**YOUR ASSIGNMENT:**
Restate the entries word for word, leaving nothing out.

Data records for software interfaces:
-*-*-

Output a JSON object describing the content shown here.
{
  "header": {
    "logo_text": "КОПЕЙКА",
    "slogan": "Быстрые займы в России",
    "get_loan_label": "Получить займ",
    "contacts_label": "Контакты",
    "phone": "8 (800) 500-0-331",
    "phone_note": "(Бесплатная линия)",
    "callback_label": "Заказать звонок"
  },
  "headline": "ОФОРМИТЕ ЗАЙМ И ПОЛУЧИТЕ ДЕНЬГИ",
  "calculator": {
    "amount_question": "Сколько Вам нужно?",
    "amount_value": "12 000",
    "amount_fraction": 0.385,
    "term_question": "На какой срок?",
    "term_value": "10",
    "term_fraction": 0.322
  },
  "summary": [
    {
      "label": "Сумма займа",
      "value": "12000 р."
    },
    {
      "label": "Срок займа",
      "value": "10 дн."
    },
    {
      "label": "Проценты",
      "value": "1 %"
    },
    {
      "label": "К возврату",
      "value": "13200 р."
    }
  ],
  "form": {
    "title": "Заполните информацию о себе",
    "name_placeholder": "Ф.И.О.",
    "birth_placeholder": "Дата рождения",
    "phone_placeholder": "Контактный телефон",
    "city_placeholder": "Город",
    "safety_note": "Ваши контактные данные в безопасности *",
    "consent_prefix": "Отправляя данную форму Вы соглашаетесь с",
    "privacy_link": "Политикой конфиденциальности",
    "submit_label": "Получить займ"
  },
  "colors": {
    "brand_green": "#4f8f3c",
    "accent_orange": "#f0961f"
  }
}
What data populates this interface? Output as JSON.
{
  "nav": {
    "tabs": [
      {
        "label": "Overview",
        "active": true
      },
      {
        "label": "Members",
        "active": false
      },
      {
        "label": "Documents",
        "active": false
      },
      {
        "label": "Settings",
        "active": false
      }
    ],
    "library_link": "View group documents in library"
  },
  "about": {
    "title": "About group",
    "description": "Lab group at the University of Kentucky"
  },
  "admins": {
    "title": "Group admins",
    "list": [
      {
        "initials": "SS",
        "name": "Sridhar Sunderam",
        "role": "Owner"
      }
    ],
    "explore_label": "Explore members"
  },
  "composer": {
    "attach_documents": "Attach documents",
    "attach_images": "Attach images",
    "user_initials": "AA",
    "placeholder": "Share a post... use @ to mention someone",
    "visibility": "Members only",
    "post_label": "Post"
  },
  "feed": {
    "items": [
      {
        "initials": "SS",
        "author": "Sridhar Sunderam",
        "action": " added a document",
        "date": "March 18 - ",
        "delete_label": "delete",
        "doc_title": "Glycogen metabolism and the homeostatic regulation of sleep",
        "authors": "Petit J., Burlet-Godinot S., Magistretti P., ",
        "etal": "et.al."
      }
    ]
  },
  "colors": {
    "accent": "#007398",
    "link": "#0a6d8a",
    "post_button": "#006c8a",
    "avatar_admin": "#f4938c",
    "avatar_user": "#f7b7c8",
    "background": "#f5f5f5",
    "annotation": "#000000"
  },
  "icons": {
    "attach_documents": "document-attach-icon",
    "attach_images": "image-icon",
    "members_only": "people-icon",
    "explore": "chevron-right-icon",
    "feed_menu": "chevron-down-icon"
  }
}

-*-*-

**WORKED SOLUTION:**
Output a JSON object describing the content shown here.
{
  "header": {
    "logo_text": "КОПЕЙКА",
    "slogan": "Быстрые займы в России",
    "get_loan_label": "Получить займ",
    "contacts_label": "Контакты",
    "phone": "8 (800) 500-0-331",
    "phone_note": "(Бесплатная линия)",
    "callback_label": "Заказать звонок"
  },
  "headline": "ОФОРМИТЕ ЗАЙМ И ПОЛУЧИТЕ ДЕНЬГИ",
  "calculator": {
    "amount_question": "Сколько Вам нужно?",
    "amount_value": "12 000",
    "amount_fraction": 0.385,
    "term_question": "На какой срок?",
    "term_value": "10",
    "term_fraction": 0.322
  },
  "summary": [
    {
      "label": "Сумма займа",
      "value": "12000 р."
    },
    {
      "label": "Срок займа",
      "value": "10 дн."
    },
    {
      "label": "Проценты",
      "value": "1 %"
    },
    {
      "label": "К возврату",
      "value": "13200 р."
    }
  ],
  "form": {
    "title": "Заполните информацию о себе",
    "name_placeholder": "Ф.И.О.",
    "birth_placeholder": "Дата рождения",
    "phone_placeholder": "Контактный телефон",
    "city_placeholder": "Город",
    "safety_note": "Ваши контактные данные в безопасности *",
    "consent_prefix": "Отправляя данную форму Вы соглашаетесь с",
    "privacy_link": "Политикой конфиденциальности",
    "submit_label": "Получить займ"
  },
  "colors": {
    "brand_green": "#4f8f3c",
    "accent_orange": "#f0961f"
  }
}
What data populates this interface? Output as JSON.
{
  "nav": {
    "tabs": [
      {
        "label": "Overview",
        "active": true
      },
      {
        "label": "Members",
        "active": false
      },
      {
        "label": "Documents",
        "active": false
      },
      {
        "label": "Settings",
        "active": false
      }
    ],
    "library_link": "View group documents in library"
  },
  "about": {
    "title": "About group",
    "description": "Lab group at the University of Kentucky"
  },
  "admins": {
    "title": "Group admins",
    "list": [
      {
        "initials": "SS",
        "name": "Sridhar Sunderam",
        "role": "Owner"
      }
    ],
    "explore_label": "Explore members"
  },
  "composer": {
    "attach_documents": "Attach documents",
    "attach_images": "Attach images",
    "user_initials": "AA",
    "placeholder": "Share a post... use @ to mention someone",
    "visibility": "Members only",
    "post_label": "Post"
  },
  "feed": {
    "items": [
      {
        "initials": "SS",
        "author": "Sridhar Sunderam",
        "action": " added a document",
        "date": "March 18 - ",
        "delete_label": "delete",
        "doc_title": "Glycogen metabolism and the homeostatic regulation of sleep",
        "authors": "Petit J., Burlet-Godinot S., Magistretti P., ",
        "etal": "et.al."
      }
    ]
  },
  "colors": {
    "accent": "#007398",
    "link": "#0a6d8a",
    "post_button": "#006c8a",
    "avatar_admin": "#f4938c",
    "avatar_user": "#f7b7c8",
    "background": "#f5f5f5",
    "annotation": "#000000"
  },
  "icons": {
    "attach_documents": "document-attach-icon",
    "attach_images": "image-icon",
    "members_only": "people-icon",
    "explore": "chevron-right-icon",
    "feed_menu": "chevron-down-icon"
  }
}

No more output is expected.